» **Task objective**: What lines in the records below contain the string "content"? Copy every one.

» **Records provided**:
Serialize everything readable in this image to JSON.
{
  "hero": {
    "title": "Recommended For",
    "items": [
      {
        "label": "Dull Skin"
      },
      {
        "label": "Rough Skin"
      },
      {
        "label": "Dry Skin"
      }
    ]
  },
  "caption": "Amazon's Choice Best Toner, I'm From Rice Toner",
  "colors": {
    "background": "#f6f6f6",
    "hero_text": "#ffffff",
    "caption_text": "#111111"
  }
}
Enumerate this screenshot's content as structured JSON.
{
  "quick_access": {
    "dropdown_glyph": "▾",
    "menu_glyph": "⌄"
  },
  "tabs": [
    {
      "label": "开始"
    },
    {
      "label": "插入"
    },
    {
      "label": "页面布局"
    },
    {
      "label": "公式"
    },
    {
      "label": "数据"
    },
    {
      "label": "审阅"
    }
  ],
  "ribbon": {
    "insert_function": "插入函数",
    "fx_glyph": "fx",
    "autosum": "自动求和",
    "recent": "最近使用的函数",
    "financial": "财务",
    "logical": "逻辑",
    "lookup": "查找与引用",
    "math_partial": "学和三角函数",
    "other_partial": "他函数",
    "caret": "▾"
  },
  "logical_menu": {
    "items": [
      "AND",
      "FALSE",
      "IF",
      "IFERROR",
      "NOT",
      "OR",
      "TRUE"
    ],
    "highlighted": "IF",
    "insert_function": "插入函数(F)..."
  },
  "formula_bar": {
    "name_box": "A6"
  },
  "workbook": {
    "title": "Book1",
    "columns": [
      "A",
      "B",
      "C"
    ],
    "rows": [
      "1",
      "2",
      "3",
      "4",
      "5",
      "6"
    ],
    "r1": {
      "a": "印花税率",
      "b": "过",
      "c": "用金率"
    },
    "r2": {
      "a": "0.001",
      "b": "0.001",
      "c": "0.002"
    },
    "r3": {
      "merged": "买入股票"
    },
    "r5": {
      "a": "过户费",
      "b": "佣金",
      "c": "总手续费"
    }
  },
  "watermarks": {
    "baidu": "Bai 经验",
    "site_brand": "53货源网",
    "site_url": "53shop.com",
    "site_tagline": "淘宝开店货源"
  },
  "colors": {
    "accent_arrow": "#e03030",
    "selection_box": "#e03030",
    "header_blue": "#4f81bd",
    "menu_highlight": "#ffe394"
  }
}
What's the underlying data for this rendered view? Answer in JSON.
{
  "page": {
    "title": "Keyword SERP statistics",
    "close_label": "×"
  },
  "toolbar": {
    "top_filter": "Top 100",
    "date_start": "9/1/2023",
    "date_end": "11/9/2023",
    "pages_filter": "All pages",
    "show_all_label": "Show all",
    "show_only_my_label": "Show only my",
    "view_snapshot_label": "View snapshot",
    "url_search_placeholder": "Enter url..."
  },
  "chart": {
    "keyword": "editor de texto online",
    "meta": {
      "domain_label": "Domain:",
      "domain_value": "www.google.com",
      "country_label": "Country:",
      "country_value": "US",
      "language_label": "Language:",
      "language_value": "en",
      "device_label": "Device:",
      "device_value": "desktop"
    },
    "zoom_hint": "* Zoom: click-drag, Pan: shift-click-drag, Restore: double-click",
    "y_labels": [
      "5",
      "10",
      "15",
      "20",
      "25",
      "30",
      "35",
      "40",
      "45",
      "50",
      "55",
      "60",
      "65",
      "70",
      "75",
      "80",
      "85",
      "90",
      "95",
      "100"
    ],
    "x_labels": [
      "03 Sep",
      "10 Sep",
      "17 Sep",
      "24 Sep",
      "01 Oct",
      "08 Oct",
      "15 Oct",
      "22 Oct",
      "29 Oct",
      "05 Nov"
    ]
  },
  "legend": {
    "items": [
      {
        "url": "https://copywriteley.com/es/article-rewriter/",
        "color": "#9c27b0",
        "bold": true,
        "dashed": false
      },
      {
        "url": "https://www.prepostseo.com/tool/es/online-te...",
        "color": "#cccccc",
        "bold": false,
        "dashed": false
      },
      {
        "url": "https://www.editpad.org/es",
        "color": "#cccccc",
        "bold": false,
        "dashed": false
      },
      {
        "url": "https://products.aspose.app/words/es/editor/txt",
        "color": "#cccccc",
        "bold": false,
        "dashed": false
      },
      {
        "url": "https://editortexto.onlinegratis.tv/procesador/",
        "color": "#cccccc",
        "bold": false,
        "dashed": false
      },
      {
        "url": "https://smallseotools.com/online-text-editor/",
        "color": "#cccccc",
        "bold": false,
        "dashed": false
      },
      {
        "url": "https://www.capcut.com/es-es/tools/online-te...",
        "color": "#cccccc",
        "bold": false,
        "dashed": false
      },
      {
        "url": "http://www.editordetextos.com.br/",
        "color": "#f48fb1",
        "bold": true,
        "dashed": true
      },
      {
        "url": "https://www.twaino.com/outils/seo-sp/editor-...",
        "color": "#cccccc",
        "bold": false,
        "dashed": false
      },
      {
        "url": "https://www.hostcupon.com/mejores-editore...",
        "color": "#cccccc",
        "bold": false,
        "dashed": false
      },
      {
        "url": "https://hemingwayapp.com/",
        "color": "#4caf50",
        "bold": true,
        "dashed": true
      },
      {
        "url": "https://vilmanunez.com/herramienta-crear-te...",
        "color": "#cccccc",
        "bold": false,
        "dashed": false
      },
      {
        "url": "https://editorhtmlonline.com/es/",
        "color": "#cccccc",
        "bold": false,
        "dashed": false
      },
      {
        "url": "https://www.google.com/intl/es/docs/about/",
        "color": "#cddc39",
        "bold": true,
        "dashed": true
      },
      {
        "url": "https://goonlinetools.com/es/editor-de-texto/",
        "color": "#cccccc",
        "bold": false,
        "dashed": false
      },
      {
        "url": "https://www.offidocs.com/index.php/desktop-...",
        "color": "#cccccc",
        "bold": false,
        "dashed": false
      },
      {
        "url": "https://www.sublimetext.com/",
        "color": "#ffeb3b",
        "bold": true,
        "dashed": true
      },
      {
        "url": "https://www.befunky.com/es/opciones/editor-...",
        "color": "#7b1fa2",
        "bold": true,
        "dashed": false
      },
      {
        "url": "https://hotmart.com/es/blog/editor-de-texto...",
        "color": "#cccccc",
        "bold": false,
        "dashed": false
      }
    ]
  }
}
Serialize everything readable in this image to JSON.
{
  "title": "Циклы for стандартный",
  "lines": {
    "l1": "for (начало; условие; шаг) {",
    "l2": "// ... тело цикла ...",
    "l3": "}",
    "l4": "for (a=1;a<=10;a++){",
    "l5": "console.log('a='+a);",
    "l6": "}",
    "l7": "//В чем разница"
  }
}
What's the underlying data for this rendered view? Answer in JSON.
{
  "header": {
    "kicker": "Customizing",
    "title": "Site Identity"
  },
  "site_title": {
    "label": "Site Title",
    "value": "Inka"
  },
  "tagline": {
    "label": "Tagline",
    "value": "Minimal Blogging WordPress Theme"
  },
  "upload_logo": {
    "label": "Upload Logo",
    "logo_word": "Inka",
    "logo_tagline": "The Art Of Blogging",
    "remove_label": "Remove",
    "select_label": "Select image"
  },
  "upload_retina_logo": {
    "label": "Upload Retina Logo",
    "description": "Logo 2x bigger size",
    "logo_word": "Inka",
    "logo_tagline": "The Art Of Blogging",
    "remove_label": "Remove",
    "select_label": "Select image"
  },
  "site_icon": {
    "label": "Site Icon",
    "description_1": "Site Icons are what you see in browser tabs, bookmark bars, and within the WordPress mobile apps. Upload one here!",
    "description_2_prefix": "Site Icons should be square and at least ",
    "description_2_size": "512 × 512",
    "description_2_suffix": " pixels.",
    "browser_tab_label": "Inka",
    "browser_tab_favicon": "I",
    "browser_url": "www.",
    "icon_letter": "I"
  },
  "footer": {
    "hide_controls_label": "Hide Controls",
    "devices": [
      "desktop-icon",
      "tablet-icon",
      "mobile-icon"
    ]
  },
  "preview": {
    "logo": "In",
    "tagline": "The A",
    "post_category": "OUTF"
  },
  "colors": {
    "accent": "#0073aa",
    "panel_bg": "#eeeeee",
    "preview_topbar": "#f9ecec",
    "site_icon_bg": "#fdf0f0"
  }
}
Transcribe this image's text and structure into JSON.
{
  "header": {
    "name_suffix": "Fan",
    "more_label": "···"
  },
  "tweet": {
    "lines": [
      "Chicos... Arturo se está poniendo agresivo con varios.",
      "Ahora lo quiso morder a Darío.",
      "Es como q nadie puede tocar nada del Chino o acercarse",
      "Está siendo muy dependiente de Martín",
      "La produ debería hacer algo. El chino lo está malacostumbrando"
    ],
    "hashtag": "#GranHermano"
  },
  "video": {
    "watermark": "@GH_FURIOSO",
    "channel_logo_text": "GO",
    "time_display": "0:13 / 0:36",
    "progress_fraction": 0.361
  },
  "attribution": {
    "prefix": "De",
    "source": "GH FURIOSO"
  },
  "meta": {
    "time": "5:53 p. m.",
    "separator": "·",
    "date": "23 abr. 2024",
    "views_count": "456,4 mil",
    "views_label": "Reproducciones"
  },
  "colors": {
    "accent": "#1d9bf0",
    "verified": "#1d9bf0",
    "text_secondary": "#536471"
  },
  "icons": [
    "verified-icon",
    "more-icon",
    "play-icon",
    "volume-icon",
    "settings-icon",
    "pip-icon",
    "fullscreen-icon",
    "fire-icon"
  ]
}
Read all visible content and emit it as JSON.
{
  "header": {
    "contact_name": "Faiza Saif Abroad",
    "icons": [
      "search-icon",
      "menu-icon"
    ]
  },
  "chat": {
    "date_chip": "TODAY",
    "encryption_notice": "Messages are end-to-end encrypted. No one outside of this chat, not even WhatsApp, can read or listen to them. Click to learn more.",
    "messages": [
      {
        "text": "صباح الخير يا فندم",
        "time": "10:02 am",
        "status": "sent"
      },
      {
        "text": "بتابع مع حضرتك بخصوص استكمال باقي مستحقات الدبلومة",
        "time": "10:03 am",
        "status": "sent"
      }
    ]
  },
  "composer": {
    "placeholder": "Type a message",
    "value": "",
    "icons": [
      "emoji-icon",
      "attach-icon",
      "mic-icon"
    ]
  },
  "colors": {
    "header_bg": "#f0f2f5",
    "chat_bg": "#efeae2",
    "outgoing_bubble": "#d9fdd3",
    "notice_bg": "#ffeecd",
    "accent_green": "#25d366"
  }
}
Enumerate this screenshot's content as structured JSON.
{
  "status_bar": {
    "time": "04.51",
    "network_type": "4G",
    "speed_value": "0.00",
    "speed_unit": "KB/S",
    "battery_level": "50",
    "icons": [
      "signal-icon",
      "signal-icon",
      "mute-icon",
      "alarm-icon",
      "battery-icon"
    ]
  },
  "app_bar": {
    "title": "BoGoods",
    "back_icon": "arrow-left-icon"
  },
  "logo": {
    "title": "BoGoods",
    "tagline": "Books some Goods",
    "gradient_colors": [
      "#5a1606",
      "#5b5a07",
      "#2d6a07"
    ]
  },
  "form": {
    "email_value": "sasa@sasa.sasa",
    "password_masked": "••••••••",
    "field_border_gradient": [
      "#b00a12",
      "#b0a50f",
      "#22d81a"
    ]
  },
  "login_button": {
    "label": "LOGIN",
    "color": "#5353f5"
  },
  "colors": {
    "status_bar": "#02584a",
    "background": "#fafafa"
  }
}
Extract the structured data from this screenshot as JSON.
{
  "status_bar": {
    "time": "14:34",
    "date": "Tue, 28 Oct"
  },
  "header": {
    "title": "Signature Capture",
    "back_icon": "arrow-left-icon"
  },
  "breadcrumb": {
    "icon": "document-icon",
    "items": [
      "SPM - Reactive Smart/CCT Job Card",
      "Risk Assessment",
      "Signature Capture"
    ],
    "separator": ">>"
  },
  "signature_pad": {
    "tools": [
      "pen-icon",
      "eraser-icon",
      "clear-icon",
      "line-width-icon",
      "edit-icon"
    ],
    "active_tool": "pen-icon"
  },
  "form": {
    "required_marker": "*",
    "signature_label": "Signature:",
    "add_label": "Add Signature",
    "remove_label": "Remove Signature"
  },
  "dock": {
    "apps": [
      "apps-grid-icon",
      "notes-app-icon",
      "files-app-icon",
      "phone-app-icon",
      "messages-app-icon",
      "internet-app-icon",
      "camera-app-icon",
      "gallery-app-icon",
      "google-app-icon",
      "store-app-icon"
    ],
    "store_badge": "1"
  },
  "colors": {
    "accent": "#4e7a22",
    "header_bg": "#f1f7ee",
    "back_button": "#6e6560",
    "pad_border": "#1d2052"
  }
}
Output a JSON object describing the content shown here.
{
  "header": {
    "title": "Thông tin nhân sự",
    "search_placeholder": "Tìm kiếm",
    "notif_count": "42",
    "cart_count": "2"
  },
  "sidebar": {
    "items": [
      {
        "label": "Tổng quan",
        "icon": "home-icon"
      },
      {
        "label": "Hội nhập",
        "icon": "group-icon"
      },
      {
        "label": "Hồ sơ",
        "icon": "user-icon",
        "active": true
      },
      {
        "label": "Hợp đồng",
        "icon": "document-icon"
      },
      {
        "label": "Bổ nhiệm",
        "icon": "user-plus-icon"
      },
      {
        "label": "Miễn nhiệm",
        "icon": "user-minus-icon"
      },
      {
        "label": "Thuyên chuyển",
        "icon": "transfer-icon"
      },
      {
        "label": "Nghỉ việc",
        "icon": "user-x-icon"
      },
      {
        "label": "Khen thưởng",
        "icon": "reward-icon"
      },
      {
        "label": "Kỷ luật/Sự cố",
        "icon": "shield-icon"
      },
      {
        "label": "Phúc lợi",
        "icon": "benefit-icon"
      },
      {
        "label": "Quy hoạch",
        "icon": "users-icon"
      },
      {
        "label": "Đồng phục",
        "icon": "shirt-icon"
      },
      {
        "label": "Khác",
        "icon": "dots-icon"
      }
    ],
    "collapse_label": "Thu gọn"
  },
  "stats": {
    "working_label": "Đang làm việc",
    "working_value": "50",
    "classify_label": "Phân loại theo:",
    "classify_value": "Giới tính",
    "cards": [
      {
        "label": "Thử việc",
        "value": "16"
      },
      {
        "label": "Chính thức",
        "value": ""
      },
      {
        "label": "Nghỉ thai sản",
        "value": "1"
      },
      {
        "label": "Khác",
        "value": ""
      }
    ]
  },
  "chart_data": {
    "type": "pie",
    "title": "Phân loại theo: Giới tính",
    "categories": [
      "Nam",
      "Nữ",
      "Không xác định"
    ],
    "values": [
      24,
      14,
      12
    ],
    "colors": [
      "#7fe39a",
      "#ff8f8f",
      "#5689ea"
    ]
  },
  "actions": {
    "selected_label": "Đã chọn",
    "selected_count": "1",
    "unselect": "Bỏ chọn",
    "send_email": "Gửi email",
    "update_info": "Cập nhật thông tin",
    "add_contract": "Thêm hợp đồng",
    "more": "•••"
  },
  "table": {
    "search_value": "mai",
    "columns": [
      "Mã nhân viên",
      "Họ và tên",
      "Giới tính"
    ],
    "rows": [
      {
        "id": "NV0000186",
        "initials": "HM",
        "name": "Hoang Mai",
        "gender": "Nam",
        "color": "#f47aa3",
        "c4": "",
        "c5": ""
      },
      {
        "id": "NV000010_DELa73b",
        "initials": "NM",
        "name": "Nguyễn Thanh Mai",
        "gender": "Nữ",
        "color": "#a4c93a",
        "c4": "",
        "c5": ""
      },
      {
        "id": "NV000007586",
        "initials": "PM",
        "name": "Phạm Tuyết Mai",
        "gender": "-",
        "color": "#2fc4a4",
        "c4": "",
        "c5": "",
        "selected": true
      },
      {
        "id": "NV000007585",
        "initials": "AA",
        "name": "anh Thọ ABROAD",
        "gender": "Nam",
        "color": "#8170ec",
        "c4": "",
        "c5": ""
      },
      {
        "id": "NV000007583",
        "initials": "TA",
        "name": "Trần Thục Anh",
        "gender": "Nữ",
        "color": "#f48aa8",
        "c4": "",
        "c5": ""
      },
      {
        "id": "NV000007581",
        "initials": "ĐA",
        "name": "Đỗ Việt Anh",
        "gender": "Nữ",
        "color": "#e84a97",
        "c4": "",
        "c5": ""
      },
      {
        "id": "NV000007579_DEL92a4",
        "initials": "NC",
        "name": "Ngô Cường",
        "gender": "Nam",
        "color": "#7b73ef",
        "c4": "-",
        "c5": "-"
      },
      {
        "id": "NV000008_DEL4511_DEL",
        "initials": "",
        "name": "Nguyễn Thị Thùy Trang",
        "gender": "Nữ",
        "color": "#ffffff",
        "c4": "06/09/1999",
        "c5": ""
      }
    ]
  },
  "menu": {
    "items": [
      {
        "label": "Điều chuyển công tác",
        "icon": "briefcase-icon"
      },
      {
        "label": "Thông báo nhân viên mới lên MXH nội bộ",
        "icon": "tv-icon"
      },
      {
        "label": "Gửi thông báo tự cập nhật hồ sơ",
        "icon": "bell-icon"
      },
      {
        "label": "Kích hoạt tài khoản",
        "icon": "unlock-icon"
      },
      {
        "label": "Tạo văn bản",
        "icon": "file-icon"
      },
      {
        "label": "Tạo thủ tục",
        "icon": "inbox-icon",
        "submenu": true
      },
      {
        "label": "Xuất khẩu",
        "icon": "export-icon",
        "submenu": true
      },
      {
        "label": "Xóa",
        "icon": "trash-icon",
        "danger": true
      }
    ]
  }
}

» **Your solution**:
Enumerate this screenshot's content as structured JSON.
Read all visible content and emit it as JSON.
Enumerate this screenshot's content as structured JSON.
Output a JSON object describing the content shown here.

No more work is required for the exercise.